Java System ESB (Enterprise Service Bus)
Java System ESB is the first fully open sourced enterprise service bus implementation based on the Java Business Integration (JBI) specification (JSR 208). It can be found at open-esb.java.net.
NetBeans as a Foundation
Loicono then went on to show how NetBeans is the foundation for Sun's tools: Java Studio Creator, Java Studio Enterprise, and Sun Studio. NetBeans 4.1 has a new GUI and version control support and will be integrated into many of Suns development products.
Java Studio Creator 2
Java Studio Creator 2 was previewed. It will be shipping in a couple of months but you can gain access to it now through the Early Access Program. The Early Access program reaches out to the Java Studio Creator community to participate and influence the planning and development of the IDE.
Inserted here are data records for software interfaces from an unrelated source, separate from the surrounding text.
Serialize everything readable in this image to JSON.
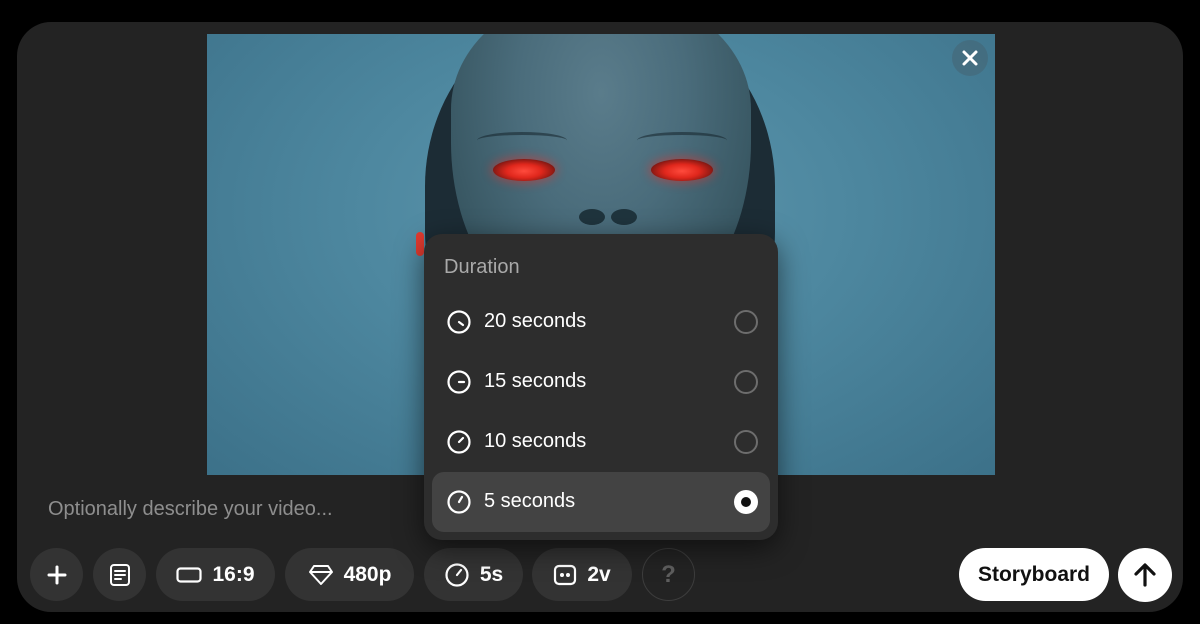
{
  "preview": {
    "close_icon": "close-icon"
  },
  "prompt": {
    "placeholder": "Optionally describe your video..."
  },
  "toolbar": {
    "add_icon": "plus-icon",
    "preset_icon": "preset-list-icon",
    "aspect_ratio": "16:9",
    "resolution": "480p",
    "duration": "5s",
    "variations": "2v",
    "help_label": "?",
    "storyboard_label": "Storyboard",
    "submit_icon": "arrow-up-icon"
  },
  "duration_menu": {
    "title": "Duration",
    "options": [
      {
        "label": "20 seconds",
        "selected": false
      },
      {
        "label": "15 seconds",
        "selected": false
      },
      {
        "label": "10 seconds",
        "selected": false
      },
      {
        "label": "5 seconds",
        "selected": true
      }
    ]
  }
}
- Now built on NetBeans IDE 4.1, which provides new support for refactoring, version control and improved code editing
- A greatly expanded library of JavaServer Faces components, which allow development of richer Web applications
- Support for the visual development of Java standard portlets, allowing organizations to aggregate their Web applications in a single Web portal
- Direct support for Enterprise JavaBeans components, enabling easy access to organizations' existing server side business logic.
You can find the download at http://www.developer.sun.com/jscreator.
Java Studio Enterprise 8
Another preview was Java Studio Enterprise 8. Its new features enable a radically new service creation, orchestration, and data mapping capability. These new features will aptly aid the development of service oriented architecture (SOA)-based applications with integrated support for service orchestration and consumption, all based on industry defined standards.
Arriving later this summer will be an early access program for Java Studio Enterprise 8, the first enterprise development environment to deliver integrated, code-aware developer collaboration in an effort to accelerate team productivity. Java Studio Enterprise 8 extends both the modeling and collaboration features, providing complete Java Platform, Enterprise Edition 1.4 support.
For more information on Java Studio Enterprise, go to: http://developers.sun.com/prodtech/javatools/jsenterprise/index.html.